At the very least, you have to give this large ensemble an “A” for effort. While the combination of hip-hop and live instrumentation is hardly new, very few try to pull it off in such a grandiloquent style as here. Boasting a lineup that includes a 15-piece string section, 10 rappers and 14 horns, the Dakah Hip Hop Orchestra gives Greg Tate’s Burnt Sugar a good run for its money. But unlike Burnt Sugar’s heady melange of P-Funk, Miles Davis and Butch Morris, the erudite and the ambitious, Dakah Orchestra is more steeped in the feel-good vibe of the early-’90s acid jazz/hip-hop scene.

On Unfinished Symphony, a 12-song cycle divided into two movements, the group wraps swirling cinematic orchestral arrangements around various grooves that range from ass-gripping funk to swaying reggae. For a hip-hop perspective, none of the MCs offer any lyrical brilliance worthy of the opulent ambiance. Like many other ’90s-era jazz/hip-hop ensembles, the rappers can’t seem to get past the usual themes of yapping about the connections between the two genres. All of them demonstrate passable rhythmic flow, and they know how to employ jazz’s call-and-response techniques admirably. Still, you wish their rhymes had some lyrical depth in the vein of Nas, Common or Jay-Z.

Dakah turns out its best effort on Unfinished Symphony when it eschews rapping and delves into R&B, as on the lovely “Adagio Asiago (Tryin II Sow My Love),” featuring Fanny Franklin’s sweet alto. The song later unfolds into a swift jazz excursion, marked with sing-songy melody, a luxurious string arrangement and dazzling horn interplay.
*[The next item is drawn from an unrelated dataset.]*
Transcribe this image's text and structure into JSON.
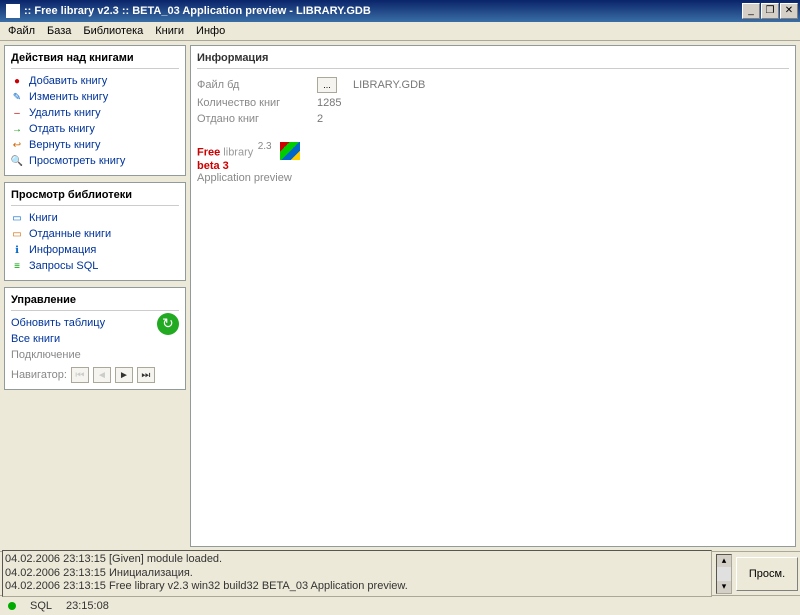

The accompanying The Stravingus Remixes disc is as agreeable as it is anonymous. Tunes such as “Reep What You Sow,” “Dankocerto” and “Invocation” sound similar to their original versions but with a deepening of the bottom end, turntablism and human beat-boxing being pushed to the fore and little Pro Tools editing. If you’re looking for some high-minded remix on par with the work of Jazzanova, DJ Spinna or Bugz in the Attic, you’re in for a disappointment.

Not surprisingly, the Orchestra is best heard live, as illustrated on Live at Grand Performances, which features it tackling more durable materials such as Ashford and Simpson’s sunny “California Soul” and Parliament-Funkadelic’s “Come in Out of the Rain.” The Orchestra also gives hip-hop greats the Roots and Gangstarr a mighty pound with the engaging “Rootrilogy” and “Gang Starr Remix,” better solidifying its hip-hop credentials here than the comparatively didactic Unfinished Symphony.

Originally Published